''There is always humour creeping into my work, because that is my tone, and my way of looking at the world. An ending also often heralds a new beginning, so besides 'ending', there is also 'beginning' in the collection. But when I reread it myself, I did notice that there is more ending in it than beginning.''
How do you compose a bundle?
''I always aim for 15 stories. I like that number, it allows enough different perspectives. The eighth story is the heart of the collection, in this case 'The Bear', my most personal story. Besides the story before it and the one after it, which I see as an introduction and response, all the other stories mirror around that heart. By this I mean, for instance, that the story about a couple longing for prehistory mirrors the story in which a woman is in rural New York with her boss and he announces the end of the world to his employees. Not only in terms of time and setting, but both are also about love, and its less pleasant sides.
For me, writing is an examination of the world around me, and self-examination. In Hallelujah I go back to where I came from, exploring my own beginnings, my roots. The penultimate story, 'Emeritus', for instance, is about my father, who rose from a working-class background without support and made his mind up - but even that kind of victory comes to an end. And the last story is a kind of portrait of the oldest living person in my family.''
'The bear' is the most personal story, you said. The main character is an author who turns into a bear.
''I have previously written several stories from 'the author's point of view' and also in Thirty days pops up that character, the author. Now I wanted to write a story about the author, who is in a sombre phase.
The story is about the fact that sometimes I want to stop writing and get out of that literary world.

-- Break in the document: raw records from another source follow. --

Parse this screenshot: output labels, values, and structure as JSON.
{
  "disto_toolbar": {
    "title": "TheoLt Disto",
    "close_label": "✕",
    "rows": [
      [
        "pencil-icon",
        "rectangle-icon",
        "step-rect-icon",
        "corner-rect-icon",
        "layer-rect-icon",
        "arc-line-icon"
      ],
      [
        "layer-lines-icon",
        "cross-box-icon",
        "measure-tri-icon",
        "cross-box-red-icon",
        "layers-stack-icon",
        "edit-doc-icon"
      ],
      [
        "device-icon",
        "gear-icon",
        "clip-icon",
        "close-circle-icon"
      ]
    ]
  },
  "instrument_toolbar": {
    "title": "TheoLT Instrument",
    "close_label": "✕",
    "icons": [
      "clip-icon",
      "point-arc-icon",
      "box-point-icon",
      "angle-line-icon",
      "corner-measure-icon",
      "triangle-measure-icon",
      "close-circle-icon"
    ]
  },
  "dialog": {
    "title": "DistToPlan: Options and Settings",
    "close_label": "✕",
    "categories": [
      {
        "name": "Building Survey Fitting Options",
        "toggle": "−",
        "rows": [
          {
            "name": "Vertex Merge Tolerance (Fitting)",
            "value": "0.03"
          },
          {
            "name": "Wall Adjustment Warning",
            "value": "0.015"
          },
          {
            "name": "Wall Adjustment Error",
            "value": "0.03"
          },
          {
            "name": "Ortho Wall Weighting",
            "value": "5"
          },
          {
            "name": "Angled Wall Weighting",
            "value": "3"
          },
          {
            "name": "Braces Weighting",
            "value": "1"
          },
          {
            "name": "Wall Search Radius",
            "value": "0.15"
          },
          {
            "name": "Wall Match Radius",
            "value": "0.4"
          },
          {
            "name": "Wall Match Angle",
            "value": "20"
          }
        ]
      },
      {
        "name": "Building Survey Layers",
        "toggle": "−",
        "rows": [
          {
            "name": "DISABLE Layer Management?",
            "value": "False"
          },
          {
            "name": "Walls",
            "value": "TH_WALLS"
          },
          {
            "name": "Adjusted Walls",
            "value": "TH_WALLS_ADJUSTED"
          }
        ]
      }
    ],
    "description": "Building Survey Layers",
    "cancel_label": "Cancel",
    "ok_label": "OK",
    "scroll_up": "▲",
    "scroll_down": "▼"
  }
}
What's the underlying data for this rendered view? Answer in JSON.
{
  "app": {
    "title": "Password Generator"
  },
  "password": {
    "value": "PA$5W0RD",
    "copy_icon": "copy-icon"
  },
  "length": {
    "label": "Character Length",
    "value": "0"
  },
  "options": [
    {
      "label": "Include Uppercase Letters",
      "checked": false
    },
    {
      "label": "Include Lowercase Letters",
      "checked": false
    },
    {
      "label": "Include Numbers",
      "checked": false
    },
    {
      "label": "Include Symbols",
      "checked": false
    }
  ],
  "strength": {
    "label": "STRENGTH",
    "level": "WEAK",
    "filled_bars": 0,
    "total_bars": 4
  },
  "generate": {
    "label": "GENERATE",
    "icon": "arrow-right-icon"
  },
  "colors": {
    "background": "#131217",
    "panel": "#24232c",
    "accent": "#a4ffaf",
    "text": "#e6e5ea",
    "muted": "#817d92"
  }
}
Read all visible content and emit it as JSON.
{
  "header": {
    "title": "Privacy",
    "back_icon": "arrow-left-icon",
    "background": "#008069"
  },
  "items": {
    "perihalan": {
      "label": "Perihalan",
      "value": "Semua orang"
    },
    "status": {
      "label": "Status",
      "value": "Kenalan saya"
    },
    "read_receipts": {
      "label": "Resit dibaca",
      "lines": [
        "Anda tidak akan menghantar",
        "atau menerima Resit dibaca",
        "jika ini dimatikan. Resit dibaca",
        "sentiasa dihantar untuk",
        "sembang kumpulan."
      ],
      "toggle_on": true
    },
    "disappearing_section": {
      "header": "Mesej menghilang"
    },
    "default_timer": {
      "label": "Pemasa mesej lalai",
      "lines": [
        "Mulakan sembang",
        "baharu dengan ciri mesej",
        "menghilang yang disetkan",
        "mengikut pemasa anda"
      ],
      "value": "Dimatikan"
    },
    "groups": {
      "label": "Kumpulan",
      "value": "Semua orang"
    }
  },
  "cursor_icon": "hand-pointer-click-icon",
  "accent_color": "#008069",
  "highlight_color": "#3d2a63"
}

At the same time, I know I can't. So on the one hand it is my liberation to be able to write and on the other hand it is my trap. When I had written this story, it did resolve something. In doing so, I put something away from me, I think. The author turns into a bear, but maybe that's a phase and he won't stay a bear. Maybe things will work out. In this story, 'she' is also no longer an author in the end. In one story, I was able to quit for a while, which gave me relief.' '
Why do you sometimes want to quit writing?
''Mostly because of the whole business around it. All those peripheral activities, such as performing in libraries, which have pretty much filled the past 14 years of my life. But the writing itself also constantly necessitates tremendous awareness, and sometimes I would like to let that go. Sometimes I would like to become a hairdresser or a masseuse. I am actually more and more possessed by that thought. So apparently, at the same time, I have to write something about that in order to let go. Because writing itself is at the same time the most liberating thing there is, so I can't let go of that either, I think. It is a profession full of contradictions, because it is also a privileged life.''
You have occasionally said that a book is often about the phase you are in at the time yourself, and that it is closed once the book is finished. Do you feel the same way now?
''I hope so, but on the political front there is so much happening that then pushes up that apocalyptic atmosphere, that I don't really know. To my mind, even since the book is finished, there is more end in the air. The trick is to find a way to rise above that.''
The collection of stories Hallelujah by Annelies Verbeke was published by De Geus, €19.99